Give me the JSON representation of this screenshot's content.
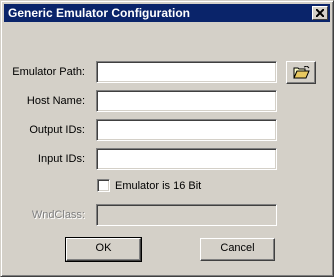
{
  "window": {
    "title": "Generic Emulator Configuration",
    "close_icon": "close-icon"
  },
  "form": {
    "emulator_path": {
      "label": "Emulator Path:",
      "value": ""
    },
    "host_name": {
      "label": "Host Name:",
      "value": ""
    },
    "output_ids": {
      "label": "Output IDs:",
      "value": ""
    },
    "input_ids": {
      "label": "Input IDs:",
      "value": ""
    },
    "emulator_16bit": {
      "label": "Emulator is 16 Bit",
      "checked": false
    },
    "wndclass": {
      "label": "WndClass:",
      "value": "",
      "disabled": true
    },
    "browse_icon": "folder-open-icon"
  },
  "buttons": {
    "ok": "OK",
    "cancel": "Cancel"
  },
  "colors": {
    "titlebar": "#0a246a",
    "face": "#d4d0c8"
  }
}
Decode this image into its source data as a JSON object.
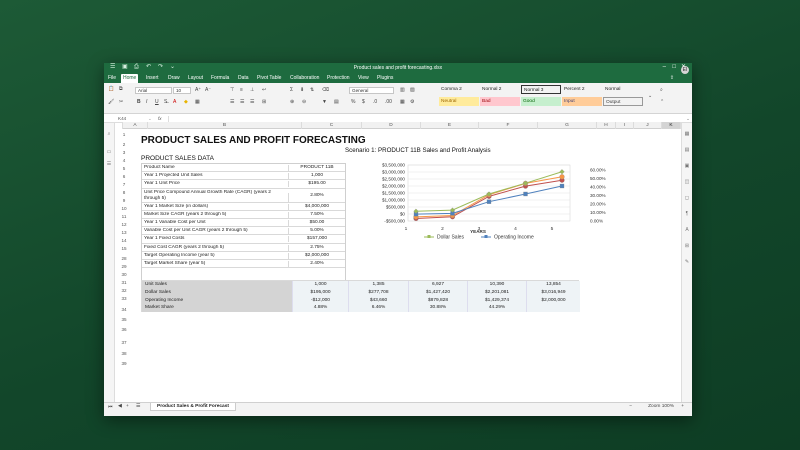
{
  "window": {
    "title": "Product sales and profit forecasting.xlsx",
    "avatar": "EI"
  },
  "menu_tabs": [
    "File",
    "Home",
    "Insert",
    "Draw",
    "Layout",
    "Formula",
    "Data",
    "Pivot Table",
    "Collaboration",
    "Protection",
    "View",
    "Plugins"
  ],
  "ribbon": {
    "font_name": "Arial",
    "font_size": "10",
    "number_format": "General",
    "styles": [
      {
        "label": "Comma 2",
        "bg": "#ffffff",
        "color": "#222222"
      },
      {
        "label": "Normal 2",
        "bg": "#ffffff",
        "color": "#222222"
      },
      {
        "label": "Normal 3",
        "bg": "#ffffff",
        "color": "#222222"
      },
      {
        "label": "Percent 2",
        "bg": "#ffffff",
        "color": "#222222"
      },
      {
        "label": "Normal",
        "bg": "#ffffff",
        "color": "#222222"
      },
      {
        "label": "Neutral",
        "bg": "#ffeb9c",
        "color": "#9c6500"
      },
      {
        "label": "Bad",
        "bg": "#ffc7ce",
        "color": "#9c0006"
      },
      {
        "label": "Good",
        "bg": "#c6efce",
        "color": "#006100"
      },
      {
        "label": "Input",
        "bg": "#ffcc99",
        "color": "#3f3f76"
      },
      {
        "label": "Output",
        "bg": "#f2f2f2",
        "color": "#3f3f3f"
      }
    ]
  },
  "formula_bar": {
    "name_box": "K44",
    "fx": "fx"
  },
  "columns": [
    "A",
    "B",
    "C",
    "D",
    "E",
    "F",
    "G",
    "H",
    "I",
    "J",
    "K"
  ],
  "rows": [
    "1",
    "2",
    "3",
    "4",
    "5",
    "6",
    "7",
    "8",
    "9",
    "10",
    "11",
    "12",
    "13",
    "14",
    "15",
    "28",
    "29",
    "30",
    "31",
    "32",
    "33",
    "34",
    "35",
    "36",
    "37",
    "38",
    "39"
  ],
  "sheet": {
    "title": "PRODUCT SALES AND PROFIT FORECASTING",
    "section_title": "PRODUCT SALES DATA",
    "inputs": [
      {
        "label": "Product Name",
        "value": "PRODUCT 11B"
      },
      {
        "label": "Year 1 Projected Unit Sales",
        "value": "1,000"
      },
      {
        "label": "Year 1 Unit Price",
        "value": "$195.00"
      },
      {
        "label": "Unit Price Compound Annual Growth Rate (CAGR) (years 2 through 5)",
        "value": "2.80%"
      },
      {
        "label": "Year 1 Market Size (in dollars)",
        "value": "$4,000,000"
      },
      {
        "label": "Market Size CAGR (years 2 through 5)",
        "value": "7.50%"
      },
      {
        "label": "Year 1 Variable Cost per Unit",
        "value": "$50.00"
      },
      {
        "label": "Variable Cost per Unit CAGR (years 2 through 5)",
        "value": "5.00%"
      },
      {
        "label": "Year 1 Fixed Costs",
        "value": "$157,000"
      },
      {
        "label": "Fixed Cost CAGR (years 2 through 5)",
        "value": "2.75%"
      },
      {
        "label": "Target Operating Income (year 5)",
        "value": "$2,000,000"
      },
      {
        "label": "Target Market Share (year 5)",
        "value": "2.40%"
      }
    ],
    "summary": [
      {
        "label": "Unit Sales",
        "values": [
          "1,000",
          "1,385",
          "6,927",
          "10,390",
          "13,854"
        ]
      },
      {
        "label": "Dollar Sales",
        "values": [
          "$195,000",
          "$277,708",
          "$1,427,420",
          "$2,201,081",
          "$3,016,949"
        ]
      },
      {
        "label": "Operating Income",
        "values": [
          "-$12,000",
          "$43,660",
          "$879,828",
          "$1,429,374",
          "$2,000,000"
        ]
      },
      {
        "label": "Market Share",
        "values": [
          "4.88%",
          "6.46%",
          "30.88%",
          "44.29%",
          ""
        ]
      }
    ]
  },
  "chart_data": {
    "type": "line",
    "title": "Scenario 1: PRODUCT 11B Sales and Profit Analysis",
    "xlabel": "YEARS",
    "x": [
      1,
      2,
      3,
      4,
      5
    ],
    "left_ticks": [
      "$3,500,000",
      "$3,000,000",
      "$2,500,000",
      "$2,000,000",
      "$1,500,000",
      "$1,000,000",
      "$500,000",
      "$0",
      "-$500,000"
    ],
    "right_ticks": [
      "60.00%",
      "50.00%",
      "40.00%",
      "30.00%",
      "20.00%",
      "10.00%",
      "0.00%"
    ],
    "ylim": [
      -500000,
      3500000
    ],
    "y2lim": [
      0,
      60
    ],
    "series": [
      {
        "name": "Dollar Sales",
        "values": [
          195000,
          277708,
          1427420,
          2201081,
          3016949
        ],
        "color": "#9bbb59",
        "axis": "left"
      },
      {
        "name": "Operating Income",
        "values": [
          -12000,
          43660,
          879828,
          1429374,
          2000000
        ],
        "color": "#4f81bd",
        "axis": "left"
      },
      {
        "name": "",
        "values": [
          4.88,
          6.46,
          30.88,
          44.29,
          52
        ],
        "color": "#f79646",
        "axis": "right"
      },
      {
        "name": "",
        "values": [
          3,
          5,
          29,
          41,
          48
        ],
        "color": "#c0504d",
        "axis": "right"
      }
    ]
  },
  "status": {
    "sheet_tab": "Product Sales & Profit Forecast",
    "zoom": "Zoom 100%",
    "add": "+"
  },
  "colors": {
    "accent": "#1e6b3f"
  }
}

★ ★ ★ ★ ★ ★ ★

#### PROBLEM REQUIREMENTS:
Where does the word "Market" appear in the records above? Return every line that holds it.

#### SOLUTION TO THIS EXERCISE:
        "label": "Year 1 Market Size (in dollars)",
        "label": "Market Size CAGR (years 2 through 5)",
        "label": "Target Market Share (year 5)",
        "label": "Market Share",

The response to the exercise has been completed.